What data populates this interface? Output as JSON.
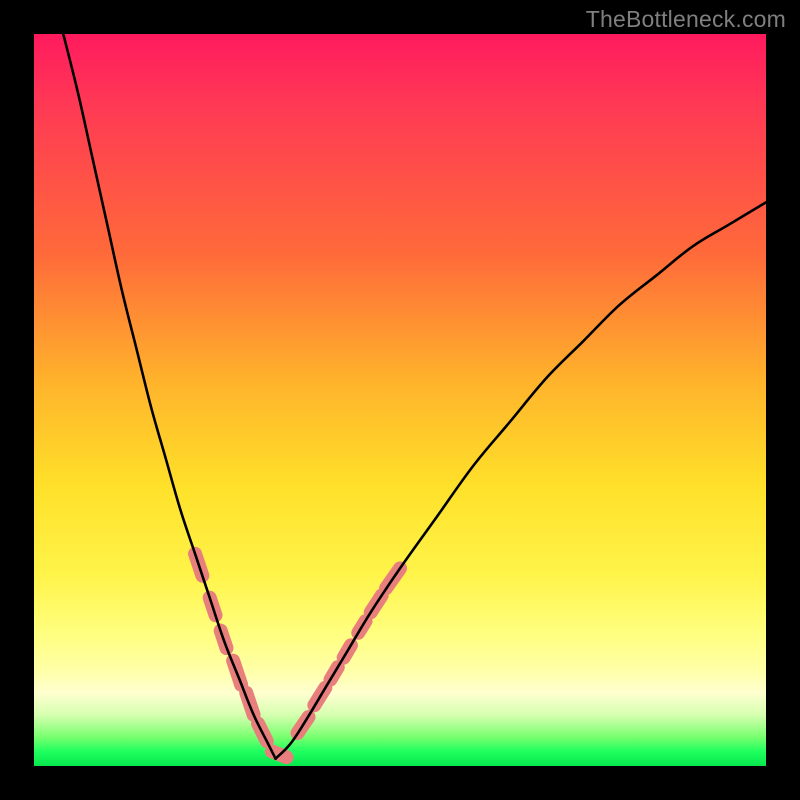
{
  "watermark": "TheBottleneck.com",
  "chart_data": {
    "type": "line",
    "title": "",
    "xlabel": "",
    "ylabel": "",
    "xlim": [
      0,
      100
    ],
    "ylim": [
      0,
      100
    ],
    "grid": false,
    "legend": false,
    "series": [
      {
        "name": "left-curve",
        "x": [
          4,
          6,
          8,
          10,
          12,
          14,
          16,
          18,
          20,
          22,
          24,
          26,
          28,
          30,
          32,
          33
        ],
        "y": [
          100,
          92,
          83,
          74,
          65,
          57,
          49,
          42,
          35,
          29,
          23,
          17,
          12,
          7,
          3,
          1
        ]
      },
      {
        "name": "right-curve",
        "x": [
          33,
          35,
          37,
          40,
          43,
          46,
          50,
          55,
          60,
          65,
          70,
          75,
          80,
          85,
          90,
          95,
          100
        ],
        "y": [
          1,
          3,
          6,
          11,
          16,
          21,
          27,
          34,
          41,
          47,
          53,
          58,
          63,
          67,
          71,
          74,
          77
        ]
      },
      {
        "name": "left-dashes",
        "segments": [
          {
            "x": [
              22.0,
              23.0
            ],
            "y": [
              29.0,
              26.0
            ]
          },
          {
            "x": [
              24.0,
              24.8
            ],
            "y": [
              23.0,
              20.6
            ]
          },
          {
            "x": [
              25.5,
              26.3
            ],
            "y": [
              18.5,
              16.1
            ]
          },
          {
            "x": [
              27.2,
              28.3
            ],
            "y": [
              14.4,
              11.1
            ]
          },
          {
            "x": [
              29.0,
              30.0
            ],
            "y": [
              10.0,
              7.0
            ]
          },
          {
            "x": [
              30.6,
              31.8
            ],
            "y": [
              5.8,
              3.4
            ]
          },
          {
            "x": [
              32.5,
              34.5
            ],
            "y": [
              2.0,
              1.2
            ]
          }
        ]
      },
      {
        "name": "right-dashes",
        "segments": [
          {
            "x": [
              36.0,
              37.5
            ],
            "y": [
              4.5,
              6.7
            ]
          },
          {
            "x": [
              38.3,
              39.8
            ],
            "y": [
              8.3,
              10.7
            ]
          },
          {
            "x": [
              40.5,
              41.5
            ],
            "y": [
              11.8,
              13.5
            ]
          },
          {
            "x": [
              42.3,
              43.3
            ],
            "y": [
              14.8,
              16.5
            ]
          },
          {
            "x": [
              44.3,
              45.3
            ],
            "y": [
              18.2,
              19.8
            ]
          },
          {
            "x": [
              46.0,
              47.5
            ],
            "y": [
              21.0,
              23.3
            ]
          },
          {
            "x": [
              48.1,
              50.0
            ],
            "y": [
              24.3,
              27.0
            ]
          }
        ]
      }
    ],
    "colors": {
      "curve": "#000000",
      "dash": "#e97f7c"
    }
  }
}
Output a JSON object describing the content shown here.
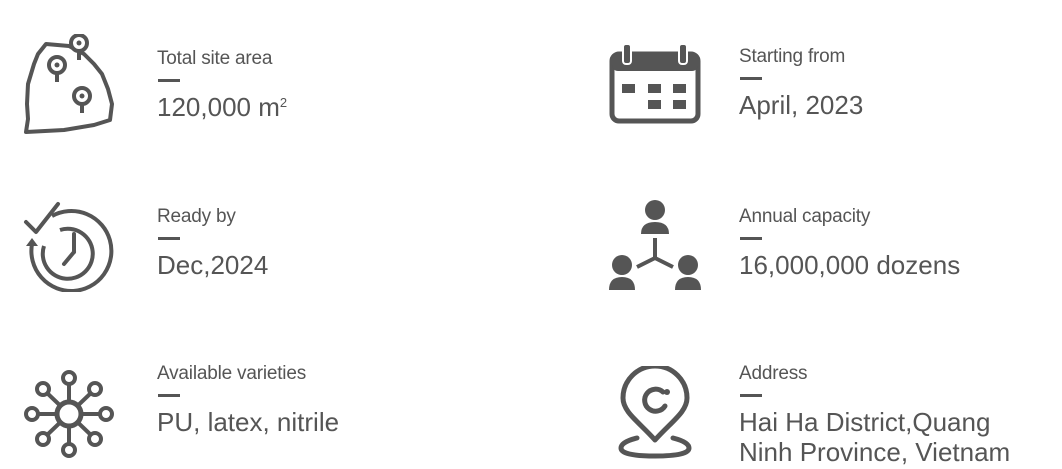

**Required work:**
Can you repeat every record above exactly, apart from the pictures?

**Output of the exercise:**
What data populates this interface? Output as JSON.
{
  "watermark": "TheBottleneck.com",
  "chart_data": {
    "type": "line",
    "title": "",
    "xlabel": "",
    "ylabel": "",
    "xlim": [
      0,
      100
    ],
    "ylim": [
      0,
      100
    ],
    "grid": false,
    "legend": false,
    "series": [
      {
        "name": "left-curve",
        "x": [
          4,
          6,
          8,
          10,
          12,
          14,
          16,
          18,
          20,
          22,
          24,
          26,
          28,
          30,
          32,
          33
        ],
        "y": [
          100,
          92,
          83,
          74,
          65,
          57,
          49,
          42,
          35,
          29,
          23,
          17,
          12,
          7,
          3,
          1
        ]
      },
      {
        "name": "right-curve",
        "x": [
          33,
          35,
          37,
          40,
          43,
          46,
          50,
          55,
          60,
          65,
          70,
          75,
          80,
          85,
          90,
          95,
          100
        ],
        "y": [
          1,
          3,
          6,
          11,
          16,
          21,
          27,
          34,
          41,
          47,
          53,
          58,
          63,
          67,
          71,
          74,
          77
        ]
      },
      {
        "name": "left-dashes",
        "segments": [
          {
            "x": [
              22.0,
              23.0
            ],
            "y": [
              29.0,
              26.0
            ]
          },
          {
            "x": [
              24.0,
              24.8
            ],
            "y": [
              23.0,
              20.6
            ]
          },
          {
            "x": [
              25.5,
              26.3
            ],
            "y": [
              18.5,
              16.1
            ]
          },
          {
            "x": [
              27.2,
              28.3
            ],
            "y": [
              14.4,
              11.1
            ]
          },
          {
            "x": [
              29.0,
              30.0
            ],
            "y": [
              10.0,
              7.0
            ]
          },
          {
            "x": [
              30.6,
              31.8
            ],
            "y": [
              5.8,
              3.4
            ]
          },
          {
            "x": [
              32.5,
              34.5
            ],
            "y": [
              2.0,
              1.2
            ]
          }
        ]
      },
      {
        "name": "right-dashes",
        "segments": [
          {
            "x": [
              36.0,
              37.5
            ],
            "y": [
              4.5,
              6.7
            ]
          },
          {
            "x": [
              38.3,
              39.8
            ],
            "y": [
              8.3,
              10.7
            ]
          },
          {
            "x": [
              40.5,
              41.5
            ],
            "y": [
              11.8,
              13.5
            ]
          },
          {
            "x": [
              42.3,
              43.3
            ],
            "y": [
              14.8,
              16.5
            ]
          },
          {
            "x": [
              44.3,
              45.3
            ],
            "y": [
              18.2,
              19.8
            ]
          },
          {
            "x": [
              46.0,
              47.5
            ],
            "y": [
              21.0,
              23.3
            ]
          },
          {
            "x": [
              48.1,
              50.0
            ],
            "y": [
              24.3,
              27.0
            ]
          }
        ]
      }
    ],
    "colors": {
      "curve": "#000000",
      "dash": "#e97f7c"
    }
  }
}
Output a JSON object describing the content shown here.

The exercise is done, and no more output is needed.